Saturday, I took a walk with my dogs (of course)...total of five,
including me. It was midway through our biggest snowfall yet this year--twelve inches over 24 hours--and it was after sunset, so I could feel the big, fluffy flakes tickle my nose but I couldn't see them. Not, that is, until I photographed a few scenes along the Rouge which rivers through our neighborhood. Then, magically, the flakes appeared like tiny Tinkerbells of light, floating across the front of my camera lens. At first I thought the flakes were on my lens and tried to wipe them away.
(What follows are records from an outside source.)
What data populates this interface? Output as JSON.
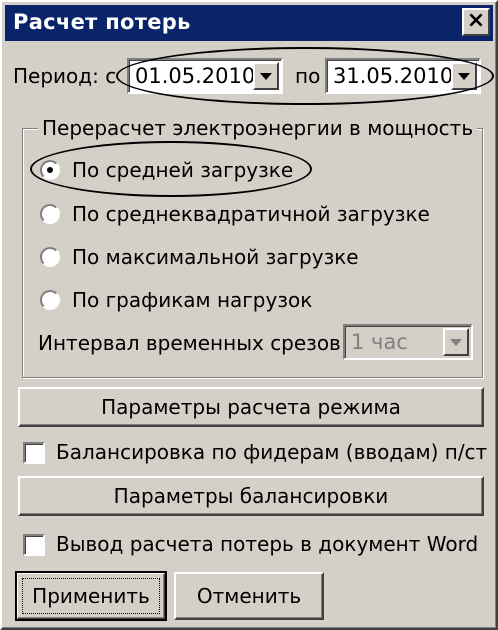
{
  "window": {
    "title": "Расчет потерь",
    "close_glyph": "×"
  },
  "period": {
    "label": "Период: с",
    "from": "01.05.2010",
    "to_label": "по",
    "to": "31.05.2010"
  },
  "recalc_group": {
    "title": "Перерасчет электроэнергии в мощность",
    "options": [
      {
        "label": "По средней загрузке",
        "selected": true
      },
      {
        "label": "По среднеквадратичной загрузке",
        "selected": false
      },
      {
        "label": "По максимальной загрузке",
        "selected": false
      },
      {
        "label": "По графикам нагрузок",
        "selected": false
      }
    ],
    "interval_label": "Интервал временных срезов",
    "interval_value": "1 час"
  },
  "buttons": {
    "mode_params": "Параметры расчета режима",
    "balance_params": "Параметры балансировки",
    "apply": "Применить",
    "cancel": "Отменить"
  },
  "checkboxes": {
    "balance_feeders": {
      "label": "Балансировка по фидерам (вводам) п/ст",
      "checked": false
    },
    "word_export": {
      "label": "Вывод расчета потерь в документ Word",
      "checked": false
    }
  },
  "icons": {
    "dropdown": "chevron-down-icon",
    "close": "close-icon"
  }
}
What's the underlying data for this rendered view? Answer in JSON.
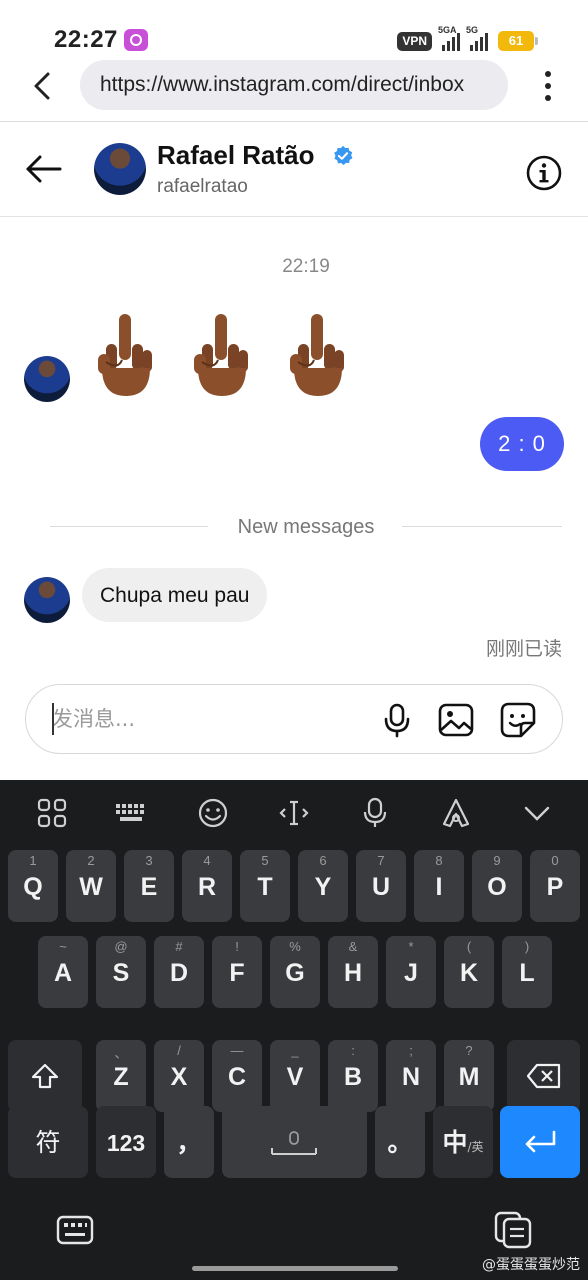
{
  "status_bar": {
    "time": "22:27",
    "vpn": "VPN",
    "network1": "5GA",
    "network2": "5G",
    "battery": "61"
  },
  "browser": {
    "url": "https://www.instagram.com/direct/inbox"
  },
  "chat": {
    "name": "Rafael Ratão",
    "username": "rafaelratao",
    "timestamp": "22:19",
    "emoji_count": 3,
    "outgoing_message": "2 : 0",
    "new_messages_label": "New messages",
    "incoming_message": "Chupa meu pau",
    "read_receipt": "刚刚已读"
  },
  "composer": {
    "placeholder": "发消息..."
  },
  "keyboard": {
    "row1": [
      {
        "main": "Q",
        "sub": "1"
      },
      {
        "main": "W",
        "sub": "2"
      },
      {
        "main": "E",
        "sub": "3"
      },
      {
        "main": "R",
        "sub": "4"
      },
      {
        "main": "T",
        "sub": "5"
      },
      {
        "main": "Y",
        "sub": "6"
      },
      {
        "main": "U",
        "sub": "7"
      },
      {
        "main": "I",
        "sub": "8"
      },
      {
        "main": "O",
        "sub": "9"
      },
      {
        "main": "P",
        "sub": "0"
      }
    ],
    "row2": [
      {
        "main": "A",
        "sub": "~"
      },
      {
        "main": "S",
        "sub": "@"
      },
      {
        "main": "D",
        "sub": "#"
      },
      {
        "main": "F",
        "sub": "!"
      },
      {
        "main": "G",
        "sub": "%"
      },
      {
        "main": "H",
        "sub": "&"
      },
      {
        "main": "J",
        "sub": "*"
      },
      {
        "main": "K",
        "sub": "("
      },
      {
        "main": "L",
        "sub": ")"
      }
    ],
    "row3": [
      {
        "main": "Z",
        "sub": "、"
      },
      {
        "main": "X",
        "sub": "/"
      },
      {
        "main": "C",
        "sub": "—"
      },
      {
        "main": "V",
        "sub": "_"
      },
      {
        "main": "B",
        "sub": ":"
      },
      {
        "main": "N",
        "sub": ";"
      },
      {
        "main": "M",
        "sub": "?"
      }
    ],
    "symbol_key": "符",
    "number_key": "123",
    "comma_key": "，",
    "period_key": "。",
    "lang_key": "中",
    "lang_sub": "/英"
  },
  "watermark": "@蛋蛋蛋蛋炒范",
  "colors": {
    "accent": "#4c5bf4",
    "verified": "#3897f0",
    "enter_key": "#1e88ff",
    "battery": "#f2b80c"
  }
}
When I realized they were actually drifting from above, I let my excitement carry me away and began snapping wildly to see how many I could 'catch' digitally.
And then I began to think about this phenomenom, new to me, but probably not to most photographers.
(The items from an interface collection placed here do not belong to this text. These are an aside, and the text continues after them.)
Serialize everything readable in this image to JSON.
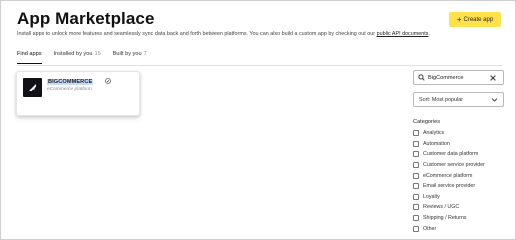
{
  "header": {
    "title": "App Marketplace",
    "subtitle_text": "Install apps to unlock more features and seamlessly sync data back and forth between platforms. You can also build a custom app by checking out our ",
    "subtitle_link": "public API documents",
    "subtitle_end": ".",
    "create_button_label": "Create app",
    "create_button_icon": "plus-icon",
    "accent_color": "#ffe14d"
  },
  "tabs": [
    {
      "label": "Find apps",
      "count": "",
      "active": true
    },
    {
      "label": "Installed by you",
      "count": "15",
      "active": false
    },
    {
      "label": "Built by you",
      "count": "7",
      "active": false
    }
  ],
  "results": [
    {
      "name": "BIGCOMMERCE",
      "category": "eCommerce platform",
      "logo_icon": "bigcommerce-logo-icon",
      "verified_icon": "verified-badge-icon"
    }
  ],
  "search": {
    "value": "BigCommerce",
    "placeholder": "Search apps",
    "icon": "search-icon",
    "clear_icon": "close-icon"
  },
  "sort": {
    "selected": "Sort: Most popular",
    "icon": "chevron-down-icon"
  },
  "categories": {
    "heading": "Categories",
    "items": [
      "Analytics",
      "Automation",
      "Customer data platform",
      "Customer service provider",
      "eCommerce platform",
      "Email service provider",
      "Loyalty",
      "Reviews / UGC",
      "Shipping / Returns",
      "Other"
    ]
  }
}
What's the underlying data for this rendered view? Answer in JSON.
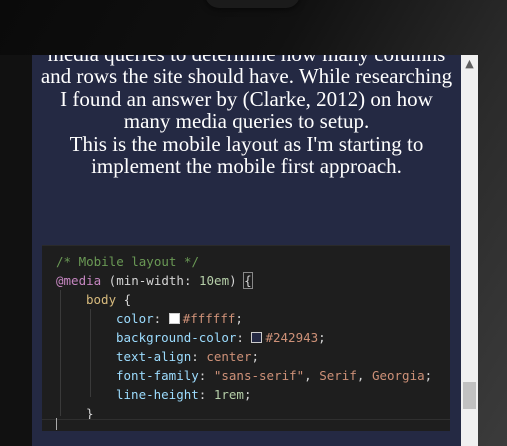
{
  "article": {
    "paragraph_1": "media queries to determine how many columns and rows the site should have. While researching I found an answer by (Clarke, 2012) on how many media queries to setup.",
    "paragraph_2": "This is the mobile layout as I'm starting to implement the mobile first approach."
  },
  "code": {
    "comment": "/* Mobile layout */",
    "at_rule": "@media",
    "condition_open": " (min-width: ",
    "min_width": "10em",
    "condition_close": ") ",
    "brace_open": "{",
    "selector": "body",
    "selector_brace": " {",
    "color_prop": "color",
    "color_value": "#ffffff",
    "color_swatch": "#ffffff",
    "bg_prop": "background-color",
    "bg_value": "#242943",
    "bg_swatch": "#242943",
    "align_prop": "text-align",
    "align_value": "center",
    "font_prop": "font-family",
    "font_value_1": "\"sans-serif\"",
    "font_value_2": "Serif",
    "font_value_3": "Georgia",
    "lh_prop": "line-height",
    "lh_value": "1rem",
    "brace_close": "}"
  },
  "colors": {
    "panel_bg": "#242943",
    "code_bg": "#1e1e1e"
  },
  "scrollbar": {
    "up_icon": "▲"
  }
}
What other aspects of our lives do we know exist, can sometimes feel, but cannot see, until they reflect the light?
Emotion--love, regret, fear, joy--and the range between all these; the essence of our heart.
Spirit--the food of our soul, the invisible connection between ourselves and our world as it is now, as it has been experienced by those before us and as it will exist tomorrow.
Knowledge--the stuff of brains which sets us apart from animals and plants because it enables us, for better or worse, to remember our past, anticipate our future and contemplate our demise.
And from where does the light shine that illuminates these three, renders them visible?
It shines from us, from the way we live and the way we treat every living creature we encounter.
If these encounters are not brilliant, emotion, spirit and knowledge will still exist, but we will lose out--we will not enjoy the childish joy that they inspire.